GOAL OF THE EXERCISE:
Within the data below, copy each line where the string "Main" is found.

DATA FOR PROCESSING:
········

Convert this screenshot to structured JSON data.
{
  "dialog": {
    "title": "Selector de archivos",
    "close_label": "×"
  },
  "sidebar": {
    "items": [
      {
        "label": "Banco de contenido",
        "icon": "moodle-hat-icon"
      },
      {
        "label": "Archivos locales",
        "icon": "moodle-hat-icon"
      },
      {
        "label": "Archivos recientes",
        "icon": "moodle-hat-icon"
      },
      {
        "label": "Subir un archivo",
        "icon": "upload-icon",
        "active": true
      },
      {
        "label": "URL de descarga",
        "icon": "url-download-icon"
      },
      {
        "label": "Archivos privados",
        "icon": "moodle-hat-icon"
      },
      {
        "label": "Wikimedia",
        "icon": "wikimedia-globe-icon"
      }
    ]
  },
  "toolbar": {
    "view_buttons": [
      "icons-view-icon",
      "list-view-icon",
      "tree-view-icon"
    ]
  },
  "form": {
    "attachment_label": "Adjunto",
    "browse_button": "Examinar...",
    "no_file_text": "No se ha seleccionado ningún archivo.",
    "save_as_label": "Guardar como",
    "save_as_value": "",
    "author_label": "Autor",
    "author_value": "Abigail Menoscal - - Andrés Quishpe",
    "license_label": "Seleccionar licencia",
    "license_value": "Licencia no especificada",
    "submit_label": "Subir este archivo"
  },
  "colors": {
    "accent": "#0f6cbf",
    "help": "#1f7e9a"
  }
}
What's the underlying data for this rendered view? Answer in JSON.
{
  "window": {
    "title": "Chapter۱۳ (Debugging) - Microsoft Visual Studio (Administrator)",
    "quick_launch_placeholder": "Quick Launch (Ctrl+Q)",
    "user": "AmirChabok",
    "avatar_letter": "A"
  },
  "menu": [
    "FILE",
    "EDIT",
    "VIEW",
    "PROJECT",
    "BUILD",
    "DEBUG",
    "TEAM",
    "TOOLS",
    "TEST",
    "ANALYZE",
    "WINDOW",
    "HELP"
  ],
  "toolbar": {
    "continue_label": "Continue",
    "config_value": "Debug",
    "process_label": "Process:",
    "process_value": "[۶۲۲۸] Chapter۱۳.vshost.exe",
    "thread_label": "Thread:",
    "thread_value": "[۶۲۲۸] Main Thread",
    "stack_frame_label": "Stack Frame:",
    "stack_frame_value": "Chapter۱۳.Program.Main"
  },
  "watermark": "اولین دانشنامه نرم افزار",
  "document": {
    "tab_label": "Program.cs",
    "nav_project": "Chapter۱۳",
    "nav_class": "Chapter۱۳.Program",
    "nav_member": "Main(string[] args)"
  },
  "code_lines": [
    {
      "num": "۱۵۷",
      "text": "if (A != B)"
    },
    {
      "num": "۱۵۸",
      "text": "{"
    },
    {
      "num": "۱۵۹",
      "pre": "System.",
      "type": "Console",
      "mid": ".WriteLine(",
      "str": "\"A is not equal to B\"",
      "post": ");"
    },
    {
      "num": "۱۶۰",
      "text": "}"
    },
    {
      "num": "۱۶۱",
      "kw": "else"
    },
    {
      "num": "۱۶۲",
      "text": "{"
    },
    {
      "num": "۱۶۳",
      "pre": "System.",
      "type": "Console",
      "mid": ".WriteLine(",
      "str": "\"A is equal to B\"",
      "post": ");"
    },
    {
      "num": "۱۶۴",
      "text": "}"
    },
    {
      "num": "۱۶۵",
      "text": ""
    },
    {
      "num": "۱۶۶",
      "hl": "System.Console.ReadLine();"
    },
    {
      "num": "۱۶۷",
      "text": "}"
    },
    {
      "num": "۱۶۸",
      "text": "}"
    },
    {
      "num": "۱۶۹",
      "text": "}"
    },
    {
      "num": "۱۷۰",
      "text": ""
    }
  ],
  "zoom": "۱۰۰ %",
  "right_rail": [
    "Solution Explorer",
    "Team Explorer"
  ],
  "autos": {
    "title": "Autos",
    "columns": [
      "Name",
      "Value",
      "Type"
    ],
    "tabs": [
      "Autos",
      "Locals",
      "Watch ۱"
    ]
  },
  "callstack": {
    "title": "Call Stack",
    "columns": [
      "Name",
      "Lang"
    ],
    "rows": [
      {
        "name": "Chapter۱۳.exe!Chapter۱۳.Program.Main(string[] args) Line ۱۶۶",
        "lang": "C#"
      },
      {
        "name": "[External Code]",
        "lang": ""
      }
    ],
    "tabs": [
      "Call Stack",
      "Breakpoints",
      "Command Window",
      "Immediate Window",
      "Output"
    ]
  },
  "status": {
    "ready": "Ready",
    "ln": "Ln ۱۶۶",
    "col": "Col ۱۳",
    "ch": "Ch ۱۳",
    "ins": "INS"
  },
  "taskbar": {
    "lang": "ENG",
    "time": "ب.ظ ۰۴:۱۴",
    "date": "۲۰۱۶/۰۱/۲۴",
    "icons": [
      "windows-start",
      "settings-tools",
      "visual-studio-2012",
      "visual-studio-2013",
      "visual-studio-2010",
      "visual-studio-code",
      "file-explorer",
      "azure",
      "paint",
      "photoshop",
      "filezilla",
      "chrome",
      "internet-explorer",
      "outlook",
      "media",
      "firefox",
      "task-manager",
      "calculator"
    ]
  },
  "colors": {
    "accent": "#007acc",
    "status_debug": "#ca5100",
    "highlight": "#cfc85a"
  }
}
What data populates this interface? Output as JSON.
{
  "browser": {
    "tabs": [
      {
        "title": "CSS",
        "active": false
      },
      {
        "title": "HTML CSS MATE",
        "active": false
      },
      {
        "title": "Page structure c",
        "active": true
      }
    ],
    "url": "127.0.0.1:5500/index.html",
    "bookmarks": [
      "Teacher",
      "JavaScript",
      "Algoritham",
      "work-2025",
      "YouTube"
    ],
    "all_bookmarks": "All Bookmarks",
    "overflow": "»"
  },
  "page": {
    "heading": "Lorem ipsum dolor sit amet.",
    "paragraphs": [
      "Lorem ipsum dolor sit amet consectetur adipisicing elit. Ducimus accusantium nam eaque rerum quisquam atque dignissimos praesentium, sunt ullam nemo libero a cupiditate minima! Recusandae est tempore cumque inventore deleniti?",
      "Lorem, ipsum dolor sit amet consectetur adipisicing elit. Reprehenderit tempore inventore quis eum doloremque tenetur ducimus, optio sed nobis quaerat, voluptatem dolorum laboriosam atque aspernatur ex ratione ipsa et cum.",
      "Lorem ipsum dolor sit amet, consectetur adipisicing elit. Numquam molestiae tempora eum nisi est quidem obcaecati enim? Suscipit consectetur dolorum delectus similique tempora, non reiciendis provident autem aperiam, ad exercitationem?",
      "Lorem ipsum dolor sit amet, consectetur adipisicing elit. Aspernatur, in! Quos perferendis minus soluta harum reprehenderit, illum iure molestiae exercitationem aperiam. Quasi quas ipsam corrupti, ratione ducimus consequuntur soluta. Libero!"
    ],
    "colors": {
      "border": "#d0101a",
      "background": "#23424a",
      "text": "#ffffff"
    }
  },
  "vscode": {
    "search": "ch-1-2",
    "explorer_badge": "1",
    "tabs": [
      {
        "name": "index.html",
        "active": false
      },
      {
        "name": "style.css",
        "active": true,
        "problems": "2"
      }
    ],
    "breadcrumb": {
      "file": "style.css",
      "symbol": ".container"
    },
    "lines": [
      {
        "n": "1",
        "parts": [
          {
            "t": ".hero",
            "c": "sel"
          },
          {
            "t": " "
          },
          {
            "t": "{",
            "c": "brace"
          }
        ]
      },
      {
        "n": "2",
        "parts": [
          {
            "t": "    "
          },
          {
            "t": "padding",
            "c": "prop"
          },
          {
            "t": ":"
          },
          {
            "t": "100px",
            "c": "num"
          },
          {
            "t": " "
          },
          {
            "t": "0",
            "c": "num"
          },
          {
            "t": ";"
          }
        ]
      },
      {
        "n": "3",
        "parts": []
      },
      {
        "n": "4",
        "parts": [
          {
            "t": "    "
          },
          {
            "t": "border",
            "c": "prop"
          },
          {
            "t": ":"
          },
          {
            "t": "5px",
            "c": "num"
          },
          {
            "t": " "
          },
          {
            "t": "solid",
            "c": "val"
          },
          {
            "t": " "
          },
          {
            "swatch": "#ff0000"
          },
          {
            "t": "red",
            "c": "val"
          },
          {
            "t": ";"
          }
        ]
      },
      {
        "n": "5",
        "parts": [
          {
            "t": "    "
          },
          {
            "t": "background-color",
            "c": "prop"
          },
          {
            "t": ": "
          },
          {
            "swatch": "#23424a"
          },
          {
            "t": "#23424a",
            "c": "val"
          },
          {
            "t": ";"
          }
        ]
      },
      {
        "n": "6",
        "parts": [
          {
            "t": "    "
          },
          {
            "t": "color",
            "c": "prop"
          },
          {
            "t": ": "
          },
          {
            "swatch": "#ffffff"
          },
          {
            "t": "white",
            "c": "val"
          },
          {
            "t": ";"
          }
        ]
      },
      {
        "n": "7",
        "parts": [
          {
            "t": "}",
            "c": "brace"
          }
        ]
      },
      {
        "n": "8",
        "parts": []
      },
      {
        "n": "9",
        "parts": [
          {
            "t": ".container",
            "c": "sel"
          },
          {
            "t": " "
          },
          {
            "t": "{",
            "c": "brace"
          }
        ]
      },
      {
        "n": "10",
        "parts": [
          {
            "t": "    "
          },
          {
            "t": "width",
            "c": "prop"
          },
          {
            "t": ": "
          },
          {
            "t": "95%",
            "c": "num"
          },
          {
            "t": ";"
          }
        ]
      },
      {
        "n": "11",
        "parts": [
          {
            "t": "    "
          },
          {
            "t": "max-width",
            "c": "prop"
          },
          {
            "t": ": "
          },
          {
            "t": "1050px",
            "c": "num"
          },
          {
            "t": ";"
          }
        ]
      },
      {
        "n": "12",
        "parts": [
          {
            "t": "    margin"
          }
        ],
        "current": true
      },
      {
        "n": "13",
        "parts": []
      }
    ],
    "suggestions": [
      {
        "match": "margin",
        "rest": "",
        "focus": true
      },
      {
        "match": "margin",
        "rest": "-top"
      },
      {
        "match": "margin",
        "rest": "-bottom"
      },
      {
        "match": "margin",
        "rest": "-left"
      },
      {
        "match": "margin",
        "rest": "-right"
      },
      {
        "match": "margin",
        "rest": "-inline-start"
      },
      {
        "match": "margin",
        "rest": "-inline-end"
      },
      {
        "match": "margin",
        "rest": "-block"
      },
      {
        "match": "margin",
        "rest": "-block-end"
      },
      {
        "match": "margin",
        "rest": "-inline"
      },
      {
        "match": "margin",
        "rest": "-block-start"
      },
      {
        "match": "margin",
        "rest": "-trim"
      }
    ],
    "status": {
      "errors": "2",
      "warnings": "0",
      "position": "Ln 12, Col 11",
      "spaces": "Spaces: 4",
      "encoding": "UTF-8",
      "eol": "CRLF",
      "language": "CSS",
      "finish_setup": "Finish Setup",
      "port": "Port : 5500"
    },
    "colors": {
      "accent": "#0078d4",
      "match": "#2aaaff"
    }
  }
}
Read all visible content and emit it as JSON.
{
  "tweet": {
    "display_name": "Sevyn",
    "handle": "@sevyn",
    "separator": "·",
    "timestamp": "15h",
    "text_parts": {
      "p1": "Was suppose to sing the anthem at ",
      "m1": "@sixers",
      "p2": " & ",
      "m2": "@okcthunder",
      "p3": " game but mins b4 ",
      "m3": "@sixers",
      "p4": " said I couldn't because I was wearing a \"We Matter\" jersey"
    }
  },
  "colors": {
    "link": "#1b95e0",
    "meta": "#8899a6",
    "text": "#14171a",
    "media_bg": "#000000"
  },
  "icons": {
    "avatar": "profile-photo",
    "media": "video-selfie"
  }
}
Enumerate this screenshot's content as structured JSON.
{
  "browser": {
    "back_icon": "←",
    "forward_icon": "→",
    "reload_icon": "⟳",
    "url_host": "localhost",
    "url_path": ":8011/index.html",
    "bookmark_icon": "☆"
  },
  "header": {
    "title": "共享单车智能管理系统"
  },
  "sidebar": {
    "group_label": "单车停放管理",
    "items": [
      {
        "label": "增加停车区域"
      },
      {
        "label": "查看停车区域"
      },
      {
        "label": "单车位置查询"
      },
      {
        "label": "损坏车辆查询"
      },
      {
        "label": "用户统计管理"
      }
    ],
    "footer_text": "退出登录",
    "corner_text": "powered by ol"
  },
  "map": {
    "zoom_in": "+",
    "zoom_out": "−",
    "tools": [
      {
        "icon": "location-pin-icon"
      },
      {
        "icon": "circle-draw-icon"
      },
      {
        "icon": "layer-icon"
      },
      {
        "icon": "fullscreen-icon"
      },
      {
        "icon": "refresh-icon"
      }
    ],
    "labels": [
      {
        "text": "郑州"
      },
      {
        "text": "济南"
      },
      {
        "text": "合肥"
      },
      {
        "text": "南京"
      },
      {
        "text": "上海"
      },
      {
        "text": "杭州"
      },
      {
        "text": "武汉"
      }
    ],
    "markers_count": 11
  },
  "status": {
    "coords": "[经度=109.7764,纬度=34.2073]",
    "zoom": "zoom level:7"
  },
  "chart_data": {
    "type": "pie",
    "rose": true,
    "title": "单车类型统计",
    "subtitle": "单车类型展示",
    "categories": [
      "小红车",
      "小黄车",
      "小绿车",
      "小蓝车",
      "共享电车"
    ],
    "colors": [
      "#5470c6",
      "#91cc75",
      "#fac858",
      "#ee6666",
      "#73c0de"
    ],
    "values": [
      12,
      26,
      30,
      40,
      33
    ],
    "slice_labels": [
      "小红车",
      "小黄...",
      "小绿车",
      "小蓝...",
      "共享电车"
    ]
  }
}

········

ANSWER TO THIS TASK:
    "thread_value": "[۶۲۲۸] Main Thread",
    "stack_frame_value": "Chapter۱۳.Program.Main"
    "nav_member": "Main(string[] args)"
        "name": "Chapter۱۳.exe!Chapter۱۳.Program.Main(string[] args) Line ۱۶۶",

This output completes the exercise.